DENVER - In the end, Cheyenne Mountain just had too many weapons. In a rematch of October's Pikes Peak Athletic Conference championship game, Cheyenne Mountain swept Lewis-Palmer 3-0 (25-21, 25-12, 29-28), but this time for a much bigger prize.
For the first time in three years, the Indians are the Class 4A volleyball state champions.
"There was something magical about this team early on," coach David Barkley said. "We knew the talent was there, but we also knew in 4A, there were plenty of good teams like Lewis-Palmer that we would have to fight through."
All season, the Indians (27-1) overall proved to be up to the challenge. They suffered only one setback in a 3-1 loss to Eaton (who came away with the 3A title for the third year in a row), but then cruised through the rest of their competition. That included a 3-1 win over the Rangers (25-4), the first in-state loss for the two-time defending champions in two years.
"It gave us a lot of confidence, but it was especially humbling," senior hitter Bethany Cullity said. "We knew we had to work that much harder to beat them again so it just made us work 10 times harder."
Cullity led all Cheyenne Mountain attackers with 15 kills on the match. She came through in clutch situations, putting the ball down in crucial moments that either pulled the Indians even or gave them a lead.
But she was playing with a purpose.
One of her best friends, Celeste James, passed away at the start of the 2015 season and the loss took an emotional toll. James was set to play for Cherokee Trail, who came away as the 5A champion.
"(This moment) is extremely special," she said. "I did it for her and I did it with my team. We did it together and I couldn't ask for anything more."

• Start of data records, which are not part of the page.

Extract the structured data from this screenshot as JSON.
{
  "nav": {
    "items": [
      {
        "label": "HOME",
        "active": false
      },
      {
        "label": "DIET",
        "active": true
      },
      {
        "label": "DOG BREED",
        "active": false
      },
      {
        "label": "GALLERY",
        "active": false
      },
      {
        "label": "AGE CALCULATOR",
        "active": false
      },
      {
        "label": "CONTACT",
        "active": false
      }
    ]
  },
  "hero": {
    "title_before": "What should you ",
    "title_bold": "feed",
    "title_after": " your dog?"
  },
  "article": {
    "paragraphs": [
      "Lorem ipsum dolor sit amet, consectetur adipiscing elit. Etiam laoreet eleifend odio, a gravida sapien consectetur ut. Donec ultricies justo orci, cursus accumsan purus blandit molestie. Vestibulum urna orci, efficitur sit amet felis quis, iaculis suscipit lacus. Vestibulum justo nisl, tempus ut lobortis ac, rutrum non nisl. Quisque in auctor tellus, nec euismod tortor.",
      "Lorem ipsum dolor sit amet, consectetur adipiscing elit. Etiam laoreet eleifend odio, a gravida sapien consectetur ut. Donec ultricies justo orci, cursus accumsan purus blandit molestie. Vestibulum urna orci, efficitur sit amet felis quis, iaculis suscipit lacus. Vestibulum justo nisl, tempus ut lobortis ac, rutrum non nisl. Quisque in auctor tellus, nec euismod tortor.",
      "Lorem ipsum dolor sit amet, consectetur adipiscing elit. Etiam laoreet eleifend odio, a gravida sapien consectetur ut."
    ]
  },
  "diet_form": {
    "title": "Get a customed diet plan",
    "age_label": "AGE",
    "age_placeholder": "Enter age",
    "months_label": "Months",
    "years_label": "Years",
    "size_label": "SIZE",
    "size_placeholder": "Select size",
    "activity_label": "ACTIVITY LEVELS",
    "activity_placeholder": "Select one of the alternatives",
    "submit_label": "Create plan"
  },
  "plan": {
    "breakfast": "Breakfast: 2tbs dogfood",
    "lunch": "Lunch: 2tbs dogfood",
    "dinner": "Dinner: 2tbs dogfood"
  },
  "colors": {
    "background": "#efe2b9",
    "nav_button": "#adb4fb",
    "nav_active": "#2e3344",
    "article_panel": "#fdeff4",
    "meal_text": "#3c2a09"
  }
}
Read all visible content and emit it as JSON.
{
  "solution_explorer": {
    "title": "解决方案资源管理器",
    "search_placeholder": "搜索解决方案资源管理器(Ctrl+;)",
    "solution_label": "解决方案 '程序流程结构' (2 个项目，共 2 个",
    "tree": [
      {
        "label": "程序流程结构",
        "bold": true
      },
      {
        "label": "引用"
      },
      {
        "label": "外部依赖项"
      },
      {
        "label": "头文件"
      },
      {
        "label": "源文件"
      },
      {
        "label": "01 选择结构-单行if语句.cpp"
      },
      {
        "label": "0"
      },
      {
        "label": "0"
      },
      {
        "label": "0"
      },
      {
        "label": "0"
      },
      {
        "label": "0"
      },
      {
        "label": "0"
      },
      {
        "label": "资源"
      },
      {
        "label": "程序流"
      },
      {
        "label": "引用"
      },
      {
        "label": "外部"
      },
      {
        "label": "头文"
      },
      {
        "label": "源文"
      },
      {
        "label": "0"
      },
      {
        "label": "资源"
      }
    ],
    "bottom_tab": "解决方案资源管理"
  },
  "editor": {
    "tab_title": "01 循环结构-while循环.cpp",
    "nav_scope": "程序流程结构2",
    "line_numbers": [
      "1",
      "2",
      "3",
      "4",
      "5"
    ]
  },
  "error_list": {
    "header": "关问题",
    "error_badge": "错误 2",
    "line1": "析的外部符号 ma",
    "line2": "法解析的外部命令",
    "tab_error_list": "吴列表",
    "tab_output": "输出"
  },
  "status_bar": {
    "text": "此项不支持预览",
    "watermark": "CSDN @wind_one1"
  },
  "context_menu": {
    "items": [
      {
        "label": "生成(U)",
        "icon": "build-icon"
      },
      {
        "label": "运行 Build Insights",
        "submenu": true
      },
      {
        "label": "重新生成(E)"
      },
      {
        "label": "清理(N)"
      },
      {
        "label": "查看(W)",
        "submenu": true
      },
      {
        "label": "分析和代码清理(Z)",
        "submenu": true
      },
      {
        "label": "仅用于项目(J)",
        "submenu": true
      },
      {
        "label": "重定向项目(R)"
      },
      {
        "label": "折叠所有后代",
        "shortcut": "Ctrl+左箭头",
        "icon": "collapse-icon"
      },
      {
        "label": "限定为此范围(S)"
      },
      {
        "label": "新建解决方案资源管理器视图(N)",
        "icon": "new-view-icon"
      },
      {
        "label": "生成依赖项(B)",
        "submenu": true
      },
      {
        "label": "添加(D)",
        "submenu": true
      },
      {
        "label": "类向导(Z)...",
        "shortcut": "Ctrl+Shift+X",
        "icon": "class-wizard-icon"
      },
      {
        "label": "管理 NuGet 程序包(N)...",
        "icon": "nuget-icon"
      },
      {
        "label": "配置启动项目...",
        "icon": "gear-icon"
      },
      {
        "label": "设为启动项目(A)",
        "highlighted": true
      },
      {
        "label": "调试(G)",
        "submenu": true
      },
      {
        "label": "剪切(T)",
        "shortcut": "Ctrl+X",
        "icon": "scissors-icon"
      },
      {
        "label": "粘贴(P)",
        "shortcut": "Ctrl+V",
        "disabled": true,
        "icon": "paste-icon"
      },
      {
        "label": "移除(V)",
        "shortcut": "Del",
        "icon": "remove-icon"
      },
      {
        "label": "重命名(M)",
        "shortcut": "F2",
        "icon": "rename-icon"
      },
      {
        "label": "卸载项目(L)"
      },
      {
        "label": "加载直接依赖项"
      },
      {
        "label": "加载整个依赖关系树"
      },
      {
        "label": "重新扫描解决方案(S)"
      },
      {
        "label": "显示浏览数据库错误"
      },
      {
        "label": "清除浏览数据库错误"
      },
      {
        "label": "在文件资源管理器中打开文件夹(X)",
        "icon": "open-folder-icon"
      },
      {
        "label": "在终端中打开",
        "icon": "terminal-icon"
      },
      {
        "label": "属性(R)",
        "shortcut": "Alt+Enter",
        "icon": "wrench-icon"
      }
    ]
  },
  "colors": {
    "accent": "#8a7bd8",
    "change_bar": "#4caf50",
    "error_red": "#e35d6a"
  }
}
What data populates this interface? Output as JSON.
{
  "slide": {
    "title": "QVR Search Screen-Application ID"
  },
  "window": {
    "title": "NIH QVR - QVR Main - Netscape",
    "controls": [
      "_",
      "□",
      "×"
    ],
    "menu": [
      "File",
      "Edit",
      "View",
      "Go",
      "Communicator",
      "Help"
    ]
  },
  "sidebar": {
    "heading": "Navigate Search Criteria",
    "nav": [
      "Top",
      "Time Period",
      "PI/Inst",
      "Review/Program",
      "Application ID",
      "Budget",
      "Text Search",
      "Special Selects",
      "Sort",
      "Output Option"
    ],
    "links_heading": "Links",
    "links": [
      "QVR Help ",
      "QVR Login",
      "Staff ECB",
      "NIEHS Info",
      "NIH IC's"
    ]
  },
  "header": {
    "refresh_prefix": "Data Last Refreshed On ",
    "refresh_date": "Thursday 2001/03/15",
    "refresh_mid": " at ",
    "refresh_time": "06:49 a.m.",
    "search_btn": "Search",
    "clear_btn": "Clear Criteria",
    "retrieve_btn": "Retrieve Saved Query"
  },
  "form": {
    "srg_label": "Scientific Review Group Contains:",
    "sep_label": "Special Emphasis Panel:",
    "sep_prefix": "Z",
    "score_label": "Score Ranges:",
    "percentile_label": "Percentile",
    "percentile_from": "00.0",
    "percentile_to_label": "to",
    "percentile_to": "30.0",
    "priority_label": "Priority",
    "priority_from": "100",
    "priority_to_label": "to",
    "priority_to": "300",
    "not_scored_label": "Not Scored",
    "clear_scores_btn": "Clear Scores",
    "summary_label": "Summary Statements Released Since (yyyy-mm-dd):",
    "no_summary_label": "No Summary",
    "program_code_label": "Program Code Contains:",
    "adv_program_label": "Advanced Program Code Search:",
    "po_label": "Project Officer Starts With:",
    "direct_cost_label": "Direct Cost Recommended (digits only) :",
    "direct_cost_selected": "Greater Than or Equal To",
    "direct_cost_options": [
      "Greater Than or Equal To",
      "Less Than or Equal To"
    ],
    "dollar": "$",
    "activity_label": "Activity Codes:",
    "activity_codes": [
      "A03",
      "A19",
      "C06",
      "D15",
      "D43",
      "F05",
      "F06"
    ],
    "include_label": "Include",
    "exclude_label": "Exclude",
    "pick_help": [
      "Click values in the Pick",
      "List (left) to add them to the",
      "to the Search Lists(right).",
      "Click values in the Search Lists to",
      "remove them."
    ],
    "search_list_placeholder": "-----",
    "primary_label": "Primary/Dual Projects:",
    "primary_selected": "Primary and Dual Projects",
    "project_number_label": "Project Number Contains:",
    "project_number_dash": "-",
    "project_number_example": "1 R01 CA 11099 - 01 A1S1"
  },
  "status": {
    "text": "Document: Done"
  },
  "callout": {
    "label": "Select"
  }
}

Like the league championship game from just over a month ago, the Rangers had difficulty defending the Cheyenne Mountain attack. There wasn't a position on the floor that could be construed as a weakness and in the end, Susan Odenbaugh's bunch could match-up.
"They have really strong serving and a really tall front row," Odenbaugh said. "They've got so many weapons on the front row at all three positions and the block was struggling a little bit."
If there was one thing the Indians were aware of, it was their strength in the front line. The versatility and the options they had helped them remain dominant all year and come away with their sixth championship trophy in eight years.
"That was our biggest threat," senior Elizabeth Wayne said. "We can go to anyone in the front row, or the back row so it's always hard for other teams to defend that."
As Barkley looked as his newly won hardware, he couldn't help but think about just how much talent was on the floor during the 4A title game. It doesn't escape him that the last eight state titles have come from one league and only from two teams. But unlike the last two years, he wanted the first-place trophy to reside in southern Colorado Springs rather than monument.
"I called dibs (on the big trophy)," he said with a laugh. "For us to win that against a team that good is a huge compliment to our program."